Wherever the string "true" appears in a line of the listing below, report that line.
◇ ◇ ◇
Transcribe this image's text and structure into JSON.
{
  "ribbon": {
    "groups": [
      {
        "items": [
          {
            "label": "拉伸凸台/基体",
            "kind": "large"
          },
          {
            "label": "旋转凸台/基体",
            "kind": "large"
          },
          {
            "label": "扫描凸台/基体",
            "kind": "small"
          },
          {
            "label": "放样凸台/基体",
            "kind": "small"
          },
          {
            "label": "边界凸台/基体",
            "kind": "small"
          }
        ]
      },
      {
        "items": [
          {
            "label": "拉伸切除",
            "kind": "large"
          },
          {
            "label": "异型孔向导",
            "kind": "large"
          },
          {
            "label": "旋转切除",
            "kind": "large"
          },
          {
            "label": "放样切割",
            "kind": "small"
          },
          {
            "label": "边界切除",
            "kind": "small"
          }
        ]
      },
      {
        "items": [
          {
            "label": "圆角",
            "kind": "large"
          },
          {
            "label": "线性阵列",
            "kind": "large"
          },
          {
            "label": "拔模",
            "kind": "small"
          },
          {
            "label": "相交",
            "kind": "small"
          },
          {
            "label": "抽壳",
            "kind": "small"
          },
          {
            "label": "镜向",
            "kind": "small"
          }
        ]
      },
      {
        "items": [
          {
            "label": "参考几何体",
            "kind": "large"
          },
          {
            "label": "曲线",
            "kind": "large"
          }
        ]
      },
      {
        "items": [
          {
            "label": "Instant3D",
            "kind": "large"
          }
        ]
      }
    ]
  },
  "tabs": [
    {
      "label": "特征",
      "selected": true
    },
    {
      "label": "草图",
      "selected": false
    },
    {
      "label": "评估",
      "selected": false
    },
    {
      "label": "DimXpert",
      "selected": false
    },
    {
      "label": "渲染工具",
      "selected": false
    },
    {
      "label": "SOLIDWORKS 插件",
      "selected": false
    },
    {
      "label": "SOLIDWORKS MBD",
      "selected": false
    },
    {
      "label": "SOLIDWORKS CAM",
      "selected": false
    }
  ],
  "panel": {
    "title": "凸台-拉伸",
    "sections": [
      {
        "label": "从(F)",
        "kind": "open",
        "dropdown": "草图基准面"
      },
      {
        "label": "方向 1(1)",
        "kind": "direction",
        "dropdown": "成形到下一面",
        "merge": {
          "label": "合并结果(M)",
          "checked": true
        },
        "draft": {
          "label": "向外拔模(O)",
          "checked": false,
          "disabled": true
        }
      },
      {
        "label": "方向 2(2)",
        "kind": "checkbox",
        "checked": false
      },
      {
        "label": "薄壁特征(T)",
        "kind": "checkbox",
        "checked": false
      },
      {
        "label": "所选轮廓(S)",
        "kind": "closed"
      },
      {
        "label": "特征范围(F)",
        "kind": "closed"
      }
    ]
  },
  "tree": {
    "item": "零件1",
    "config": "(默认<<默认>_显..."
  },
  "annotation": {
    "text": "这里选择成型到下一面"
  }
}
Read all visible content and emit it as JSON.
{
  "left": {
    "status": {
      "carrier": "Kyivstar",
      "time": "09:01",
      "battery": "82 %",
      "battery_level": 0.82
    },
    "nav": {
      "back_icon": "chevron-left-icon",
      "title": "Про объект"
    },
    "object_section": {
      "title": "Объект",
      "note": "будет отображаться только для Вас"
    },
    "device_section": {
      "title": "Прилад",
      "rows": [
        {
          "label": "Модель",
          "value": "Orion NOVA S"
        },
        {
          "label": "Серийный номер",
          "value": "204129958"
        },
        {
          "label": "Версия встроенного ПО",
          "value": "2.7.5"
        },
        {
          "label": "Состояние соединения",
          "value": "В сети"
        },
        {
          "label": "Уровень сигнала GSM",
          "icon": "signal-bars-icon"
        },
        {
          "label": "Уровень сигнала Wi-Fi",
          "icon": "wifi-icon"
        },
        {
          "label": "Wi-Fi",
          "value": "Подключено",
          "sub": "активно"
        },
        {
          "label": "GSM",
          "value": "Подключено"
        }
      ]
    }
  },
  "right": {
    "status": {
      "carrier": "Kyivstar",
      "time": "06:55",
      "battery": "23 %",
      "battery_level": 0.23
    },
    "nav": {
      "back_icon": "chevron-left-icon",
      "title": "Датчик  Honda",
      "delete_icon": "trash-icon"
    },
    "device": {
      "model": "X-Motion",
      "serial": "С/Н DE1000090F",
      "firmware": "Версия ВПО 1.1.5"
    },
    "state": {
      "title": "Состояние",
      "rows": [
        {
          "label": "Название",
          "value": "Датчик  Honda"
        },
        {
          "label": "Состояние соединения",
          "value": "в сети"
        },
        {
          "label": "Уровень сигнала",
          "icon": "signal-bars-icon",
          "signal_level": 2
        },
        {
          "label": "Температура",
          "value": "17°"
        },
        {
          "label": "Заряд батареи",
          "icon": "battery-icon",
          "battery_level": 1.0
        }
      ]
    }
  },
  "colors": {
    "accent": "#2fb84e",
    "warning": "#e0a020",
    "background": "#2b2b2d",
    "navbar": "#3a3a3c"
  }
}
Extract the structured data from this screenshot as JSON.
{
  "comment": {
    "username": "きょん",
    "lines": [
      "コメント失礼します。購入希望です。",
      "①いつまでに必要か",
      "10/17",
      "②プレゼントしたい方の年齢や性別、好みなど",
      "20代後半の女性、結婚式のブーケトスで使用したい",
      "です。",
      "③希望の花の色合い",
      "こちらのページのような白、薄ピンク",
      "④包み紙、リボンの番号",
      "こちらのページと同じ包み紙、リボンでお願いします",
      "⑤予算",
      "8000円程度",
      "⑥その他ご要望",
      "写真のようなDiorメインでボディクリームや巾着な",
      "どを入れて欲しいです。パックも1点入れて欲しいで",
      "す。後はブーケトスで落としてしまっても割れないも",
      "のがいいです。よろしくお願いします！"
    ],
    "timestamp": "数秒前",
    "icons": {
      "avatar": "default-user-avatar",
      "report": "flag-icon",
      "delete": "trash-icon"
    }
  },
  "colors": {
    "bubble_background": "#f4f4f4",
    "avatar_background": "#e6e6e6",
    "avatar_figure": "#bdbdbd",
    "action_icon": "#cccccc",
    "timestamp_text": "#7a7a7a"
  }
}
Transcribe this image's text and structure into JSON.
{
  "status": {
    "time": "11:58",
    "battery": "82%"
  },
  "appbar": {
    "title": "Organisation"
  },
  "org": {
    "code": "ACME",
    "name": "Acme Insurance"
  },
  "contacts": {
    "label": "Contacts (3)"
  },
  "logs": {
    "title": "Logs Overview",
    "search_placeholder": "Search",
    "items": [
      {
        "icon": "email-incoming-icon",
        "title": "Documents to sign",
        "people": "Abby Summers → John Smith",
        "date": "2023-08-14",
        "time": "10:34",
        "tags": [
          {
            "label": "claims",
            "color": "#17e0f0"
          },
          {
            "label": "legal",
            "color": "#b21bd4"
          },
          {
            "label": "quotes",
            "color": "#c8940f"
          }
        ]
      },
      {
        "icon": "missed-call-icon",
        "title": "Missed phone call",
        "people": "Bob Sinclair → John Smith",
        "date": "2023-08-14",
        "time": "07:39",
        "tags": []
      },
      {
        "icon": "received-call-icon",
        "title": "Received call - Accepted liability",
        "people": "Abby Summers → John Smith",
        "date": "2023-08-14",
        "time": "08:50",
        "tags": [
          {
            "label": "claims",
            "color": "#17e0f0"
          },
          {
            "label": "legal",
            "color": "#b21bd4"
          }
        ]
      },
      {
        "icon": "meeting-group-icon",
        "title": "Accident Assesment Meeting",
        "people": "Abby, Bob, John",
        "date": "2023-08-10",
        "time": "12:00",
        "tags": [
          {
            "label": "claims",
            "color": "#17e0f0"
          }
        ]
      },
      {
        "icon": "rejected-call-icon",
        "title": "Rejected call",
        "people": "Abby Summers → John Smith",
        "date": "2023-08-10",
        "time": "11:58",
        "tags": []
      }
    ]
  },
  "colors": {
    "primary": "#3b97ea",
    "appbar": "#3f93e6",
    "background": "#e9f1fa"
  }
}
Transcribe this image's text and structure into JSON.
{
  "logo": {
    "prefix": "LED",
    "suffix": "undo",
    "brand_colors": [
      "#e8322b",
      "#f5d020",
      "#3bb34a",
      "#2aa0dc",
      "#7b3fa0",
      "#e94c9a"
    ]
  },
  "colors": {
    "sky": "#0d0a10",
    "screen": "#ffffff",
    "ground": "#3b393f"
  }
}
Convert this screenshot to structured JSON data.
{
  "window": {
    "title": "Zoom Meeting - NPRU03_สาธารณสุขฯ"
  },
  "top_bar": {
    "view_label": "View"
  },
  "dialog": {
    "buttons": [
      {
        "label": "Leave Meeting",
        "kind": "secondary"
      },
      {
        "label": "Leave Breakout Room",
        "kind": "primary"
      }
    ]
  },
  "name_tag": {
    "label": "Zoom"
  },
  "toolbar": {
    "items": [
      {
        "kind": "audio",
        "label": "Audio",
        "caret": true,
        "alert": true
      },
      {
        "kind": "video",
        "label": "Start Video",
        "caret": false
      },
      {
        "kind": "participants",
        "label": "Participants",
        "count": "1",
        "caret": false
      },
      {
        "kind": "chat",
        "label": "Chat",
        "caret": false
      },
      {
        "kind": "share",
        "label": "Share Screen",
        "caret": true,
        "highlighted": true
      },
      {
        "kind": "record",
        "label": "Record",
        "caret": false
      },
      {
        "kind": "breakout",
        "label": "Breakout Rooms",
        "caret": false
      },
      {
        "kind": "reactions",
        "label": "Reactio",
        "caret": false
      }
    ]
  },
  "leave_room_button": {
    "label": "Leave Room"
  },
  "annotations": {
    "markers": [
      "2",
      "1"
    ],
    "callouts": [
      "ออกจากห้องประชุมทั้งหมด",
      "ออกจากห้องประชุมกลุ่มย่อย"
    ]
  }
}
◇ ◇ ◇
* _Reply to the task_:
      "selected": true
          "checked": true
          "disabled": true
        "caret": true,
        "alert": true
        "caret": true,
        "highlighted": true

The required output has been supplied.